How Did I Get Here...
6th grader learners, who are on multiple learning levels, working on a group project. -May 2016
Want to know your learning style? Click on the image above to find out what type of learner you are.
Want to know more about my process? Check out my blog by clicking the image below.
Five years ago, as a new teacher, I sought out advice from my more experienced colleagues on how to reach a class full of students who were on many different levels. I kept receiving variations on the same advice: "Individualized curriculum." To my newbie eyes, this just looked like a variation on tracking in the classroom. There were "A" students and "C" students, and I had to create separate lesson plans to work for both. After a few years, I noticed that "C" students always seemed to stay in the same groups. They had little interaction with the "A" students. In larger group discussions, they remained quiet or offered goofy counterpoints to their "brainier" peers. The "A" students were always the first to try to answer questions, and had a hard time hearing voices that weren't their own.

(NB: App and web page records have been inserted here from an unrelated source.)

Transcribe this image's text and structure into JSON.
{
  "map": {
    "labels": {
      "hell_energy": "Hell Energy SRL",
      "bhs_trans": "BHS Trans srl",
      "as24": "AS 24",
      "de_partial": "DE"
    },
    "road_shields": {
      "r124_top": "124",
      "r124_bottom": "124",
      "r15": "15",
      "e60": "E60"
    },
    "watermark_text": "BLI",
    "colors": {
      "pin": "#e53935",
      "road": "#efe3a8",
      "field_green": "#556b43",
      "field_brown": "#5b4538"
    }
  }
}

One day, I gave a group of 6th graders a test on learning styles. The objective of the lesson was to teach a very diverse group that they had more in common than they thought. When I reviewed the results, I discovered something interest. The top student in my class was primarily a visual learner, just like the least successful student in my class. Yet, due to traditional differentiation, these two rarely interacted. Another "A" student tested as a very kinesthetic learner, yet he was an "A" student and I had never promoted anything remotely like kinesthetic learning. If there were so many cross sections of learning styles, why couldn't I create one set of lesson plans that appealed to the various learning styles, and gave them more opportunities to interact? It was with this in mind that I entered the Touro Innovative Learning Masters Program.
Roles In Classroom
The role of the teacher is not to be the "all knowing fount of wisdom" at the front of the classroom. I view my role as that of a facilitator. I want to put my students in a position to learn all that they can and achieve the objectives of each unit. The role of the student is that of an explorer. I will give you the tools, but you must learn the skills of how to use the tools so that you, the student, can achieve your learning goals, in my class and in life.